"Small and medium-sized enterprises make up a large part of Sri Lanka's economy, with over one million SMEs accounting for approximately 75 percent of all businesses. These are found in all sectors of the economy and are estimated to contribute about 45 percent of total employment in Sri Lanka. Women's ownership of formal small and medium-sized enterprises is low, at around 25 percent of all SMEs, and most women business-owners struggle to transition away from informal micro-scale businesses, in part due to limited access to finance and lower business capacity of women entrepreneurs. This report presents a snapshot of the impacts of the COVID-19 pandemic on small and medium-sized enterprises (SME) across Sri Lanka, with a focus on the different impacts experienced by women-owned and managed businesses (WSME), as compared to those owned by men (MSME) and those owned jointly by a woman and a man (JSME)."
"This issue brief is an addendum to the global COVID-19 issue brief published by ANDE. It summarizes the initial evidence emerging from the Indian entrepreneurial ecosystem, including challenges, risks, and needs that have arisen from the community, to help guide the response. The research for this brief was developed as part of the Global Inclusive Growth Partnership, a joint collaboration between the Aspen Institute and the Mastercard Center for Inclusive Growth."
"This report provides an analysis of the impacts of COVID-19 on Nigeria by first providing an overview of the global situation and Nigerian context, including the response to-date, then by estimating and describing the potential economic impact of COVID-19 on the broader economy and by sector, with a focus on MSMEs. Finally, the report identifies four categories of actions to support the economic recovery: the usual suspects, the unusual suspects, short-term actions, and medium-term actions."

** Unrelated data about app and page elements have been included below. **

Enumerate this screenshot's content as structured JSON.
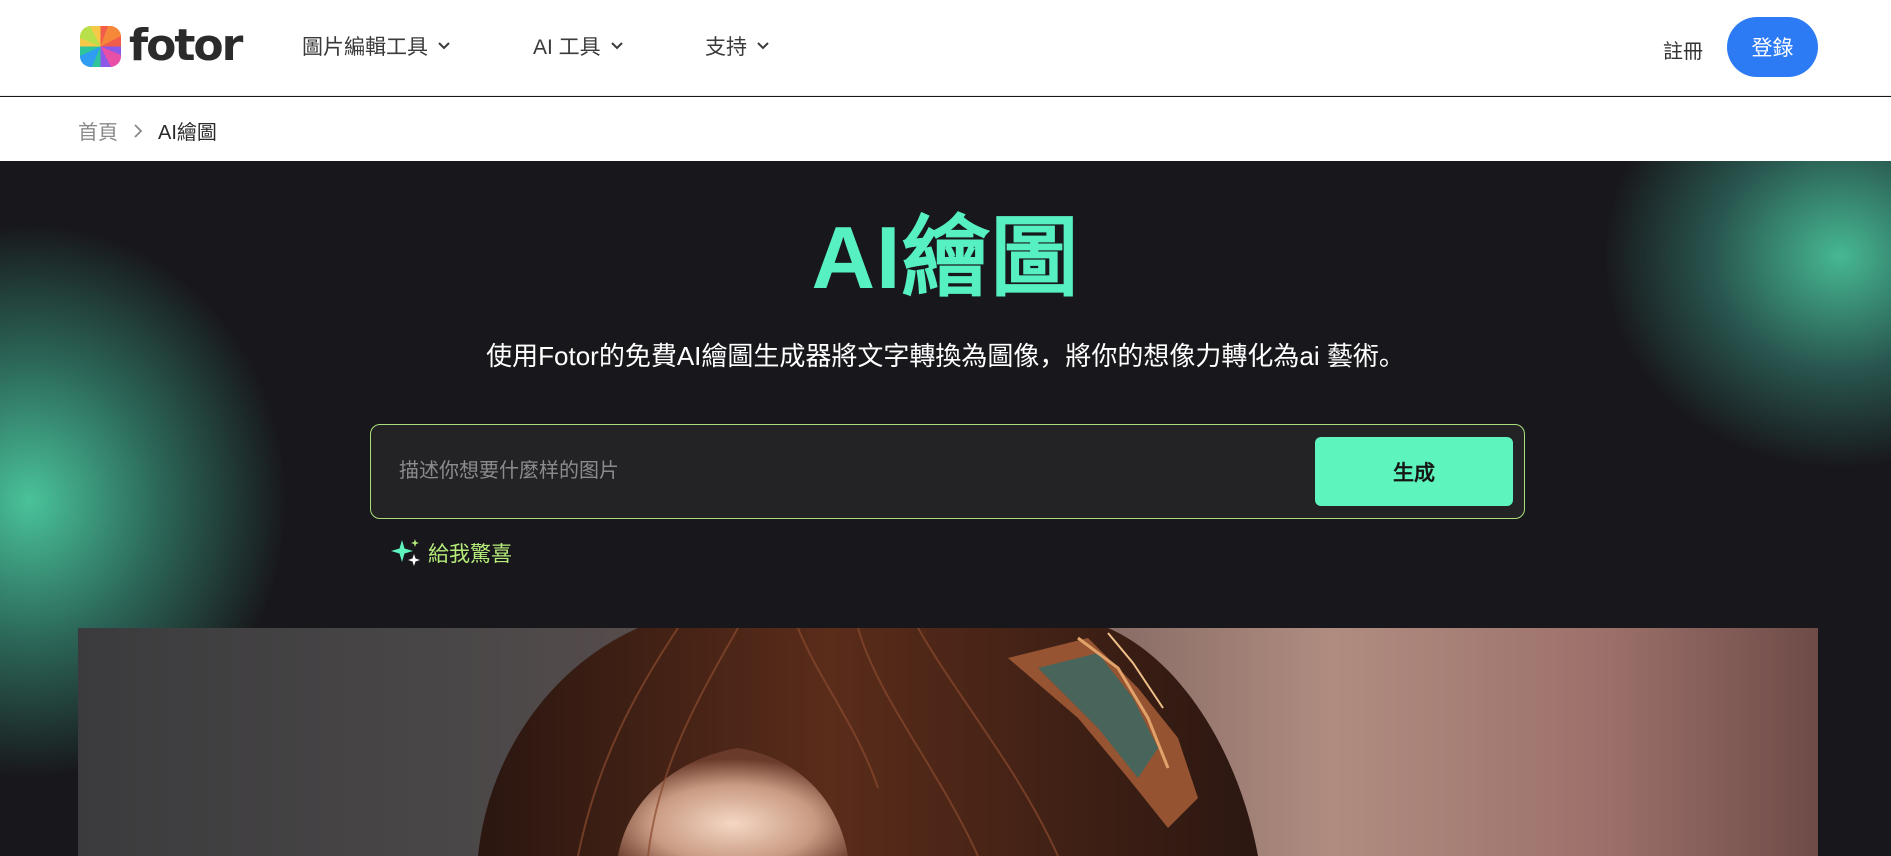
{
  "header": {
    "logo_text": "fotor",
    "nav": [
      {
        "label": "圖片編輯工具"
      },
      {
        "label": "AI 工具"
      },
      {
        "label": "支持"
      }
    ],
    "signup_label": "註冊",
    "login_label": "登錄"
  },
  "breadcrumb": {
    "home": "首頁",
    "current": "AI繪圖"
  },
  "hero": {
    "title": "AI繪圖",
    "subtitle": "使用Fotor的免費AI繪圖生成器將文字轉換為圖像，將你的想像力轉化為ai 藝術。",
    "prompt_value": "",
    "prompt_placeholder": "描述你想要什麼样的图片",
    "generate_label": "生成",
    "surprise_label": "給我驚喜"
  },
  "colors": {
    "accent_green": "#56f0c2",
    "button_green": "#5df5bd",
    "login_blue": "#2d7bf4",
    "surprise_text": "#b6ec7a",
    "background": "#18171b"
  },
  "icons": {
    "logo": "fotor-rainbow-logo-icon",
    "nav_dropdown": "chevron-down-icon",
    "breadcrumb_separator": "chevron-right-icon",
    "surprise": "sparkle-icon"
  }
}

"Let’s be honest here: Entrepreneurs will need financing to get through this economic downturn. However, most of the investors that we’ve asked said that due diligence has been slowed either due to travel restrictions, their focus on supporting their existing portfolio of entrepreneurs, or those which already had term sheets in place. So where is this financing going to come from?
Our perspective for this article is the investor side of the conversation. What are angel investors thinking about during this global crisis: Is now the perfect opportunity to invest? Is it a time to hold on to your cash and hide it under the bed?It can make sense to halt making any investments all together – and focus on supporting the existing portfolio – given that most angels invest out of pocket. However, this could be an uncommon opportunity to make investments which could generate very good returns..."
"The 2020 Annual Impact Investor Survey is the 10th edition of the GIIN's flagship report, which provides the most comprehensive overview of the impact investing market. This edition captures data from 294 of the world's leading impact investors-the most Annual Survey respondents ever-who collectively manage USD 404 billion of impact investing assets, representing an important subset of the USD 715 billion global impact investing market.
The report looks at respondents' investment activity during 2019 and their plans for 2020, market developments over the past decade, and challenges facing the market going forward. Respondents also shared insights on how COVID-19 might affect their activities."
The COVID-9 pandemic accelerated a worldwide trend toward digitizing business advisory, coaching, training, and technical assistance services for small and growing businesses (SGBs). A recent ANDE survey of 30 enterprise support providers found the average share of digital services jumped from 24 percent pre-pandemic to 72 percent at the end of 2020.
2019 was a promising year for the small and growing business (SGB) ecosystem. The recently released State of the Small and Growing Business Sector report from ANDE shows that a wide variety of investment vehicles were launched last year, committing capital close to $3 billion.
As American small businesses continue to be squeezed by the fallout of the COVID-19 crisis, it is increasingly clear that the approximately $659 billion already committed by Congress won’t be enough. It is similarly unlikely that unprecedented spending by governments will be enough to turn back the tide in Europe and elsewhere. But as bad as things are for the private sector in the wealthiest nations, an even greater disaster looms over the small and growing businesses that represent the economic engine of the developing world—with no bailout in sight.
In emerging markets, the COVID-19 crisis presents an even greater economic challenge than in the United States. The American economy was the strongest in the world before the crisis. Even now, under widespread stay-at-home orders, US unemployment has risen to only 20%, whereas most emerging market countries started the year with formal unemployment rates well above 20%.